Because I was alone, J came and stood with me for parts of the service, put her arm around me and we both cried. Before and after the service, she (re)introduced me to the nurses who attended. A couple of them were familiar, a few weren't. She introduced me by saying my name, and that my due date is tomorrow (I actually had a few). It was weird. Several of the nurses came straight from their shift. There were no doctors there.
One of the nurses, Sara, greeted me with a genuine hug. She had taken care of me one of the days we had come back to the hospital, when I was afraid I was going into labor (I wasn't) and she spent a lot of time with us that day, just talking with us. When her shift ended that day, she said something very sweet about us being a wonderful couple, and that it was an honor for her to be with us during this time. When we had come back, thinking we were going to be able to induce here at our local hospital, Sara was on duty, and asked to be our nurse for the delivery. She was so so sweet. Today, when I told her about my sister, she closed her eyes and shook her head in disbelief. She remembered something my dad had talked about the day of the almost-induction almost 5 months ago. Very personal, very kind.
*Went to a chain jewelry store and found a garnet ring to memorialize the boys. It's a heart-shaped stone in a bezel with a teeny, teeny tiny chip of a diamond on either side. There were other fancier rings that I liked, too, but this was simple. And there was enough symbolism with the birthstone and the heart between two little gems. It's not something I would normally pick (no hearts!), but I think it's good, simple, appropriate. I'll try to take a picture and post it. Unfortunately, this ring was small enough (size 5.5!), that there was not really room for engraving on the inside. But the symbols are enough. I know what it means.
And so we got home around 5 or so. I'm exhausted.
On a Saturday, 36 weeks ago today, I had the IUI in which I conceived Jacob and Joshua.

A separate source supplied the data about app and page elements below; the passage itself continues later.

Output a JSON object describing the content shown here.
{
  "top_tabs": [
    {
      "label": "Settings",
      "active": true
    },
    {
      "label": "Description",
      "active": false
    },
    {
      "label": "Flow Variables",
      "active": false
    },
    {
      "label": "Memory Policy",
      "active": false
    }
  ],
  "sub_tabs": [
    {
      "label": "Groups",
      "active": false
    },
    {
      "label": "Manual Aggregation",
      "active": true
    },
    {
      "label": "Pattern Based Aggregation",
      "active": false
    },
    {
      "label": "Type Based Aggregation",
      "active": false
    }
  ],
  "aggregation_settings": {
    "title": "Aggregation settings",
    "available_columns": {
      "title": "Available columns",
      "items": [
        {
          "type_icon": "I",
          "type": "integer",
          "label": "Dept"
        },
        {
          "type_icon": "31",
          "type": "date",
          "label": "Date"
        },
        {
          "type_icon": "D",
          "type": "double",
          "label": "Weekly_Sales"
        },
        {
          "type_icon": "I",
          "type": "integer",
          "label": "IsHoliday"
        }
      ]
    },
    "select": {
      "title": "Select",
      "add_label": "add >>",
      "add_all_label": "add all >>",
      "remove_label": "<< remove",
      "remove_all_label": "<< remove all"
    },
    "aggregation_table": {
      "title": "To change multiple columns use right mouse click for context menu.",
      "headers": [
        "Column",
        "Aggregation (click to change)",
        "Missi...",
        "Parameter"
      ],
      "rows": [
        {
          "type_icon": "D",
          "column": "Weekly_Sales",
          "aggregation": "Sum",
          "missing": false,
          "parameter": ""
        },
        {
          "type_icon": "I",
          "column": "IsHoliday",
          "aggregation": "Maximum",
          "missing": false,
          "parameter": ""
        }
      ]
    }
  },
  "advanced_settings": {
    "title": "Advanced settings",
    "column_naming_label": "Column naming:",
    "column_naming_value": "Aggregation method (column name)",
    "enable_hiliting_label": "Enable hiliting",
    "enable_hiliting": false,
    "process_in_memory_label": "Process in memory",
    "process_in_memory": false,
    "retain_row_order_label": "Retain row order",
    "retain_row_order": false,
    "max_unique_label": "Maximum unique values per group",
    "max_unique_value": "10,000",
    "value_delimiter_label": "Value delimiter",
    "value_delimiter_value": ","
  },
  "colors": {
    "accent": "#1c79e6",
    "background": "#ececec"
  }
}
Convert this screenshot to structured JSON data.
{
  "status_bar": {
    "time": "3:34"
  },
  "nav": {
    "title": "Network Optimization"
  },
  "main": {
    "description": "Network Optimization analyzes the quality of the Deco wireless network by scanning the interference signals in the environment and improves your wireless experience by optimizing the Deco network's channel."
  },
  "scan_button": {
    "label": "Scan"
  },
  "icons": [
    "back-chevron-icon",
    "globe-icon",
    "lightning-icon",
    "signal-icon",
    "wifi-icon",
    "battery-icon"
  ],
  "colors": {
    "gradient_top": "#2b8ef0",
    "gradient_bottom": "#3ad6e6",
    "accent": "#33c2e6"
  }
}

Technically, I'm at 40 weeks today -- or would be. Official due date on Monday. I don't know what I'll do for the day.
In the meantime, I left the roses outside, threaded through the handle of the railing on our stoop. No balloons proclaiming "It's a boy!" Just 2 white roses.
Blessed are the mourners.
**By the way, thank you for your responses to my questions. It did help me decide whether or not to go. While the religious aspect did not suit me, I think I'm glad I went. Even if it was draining. Don't know if I'd go again, but it gave me a lot to think about, at the very least.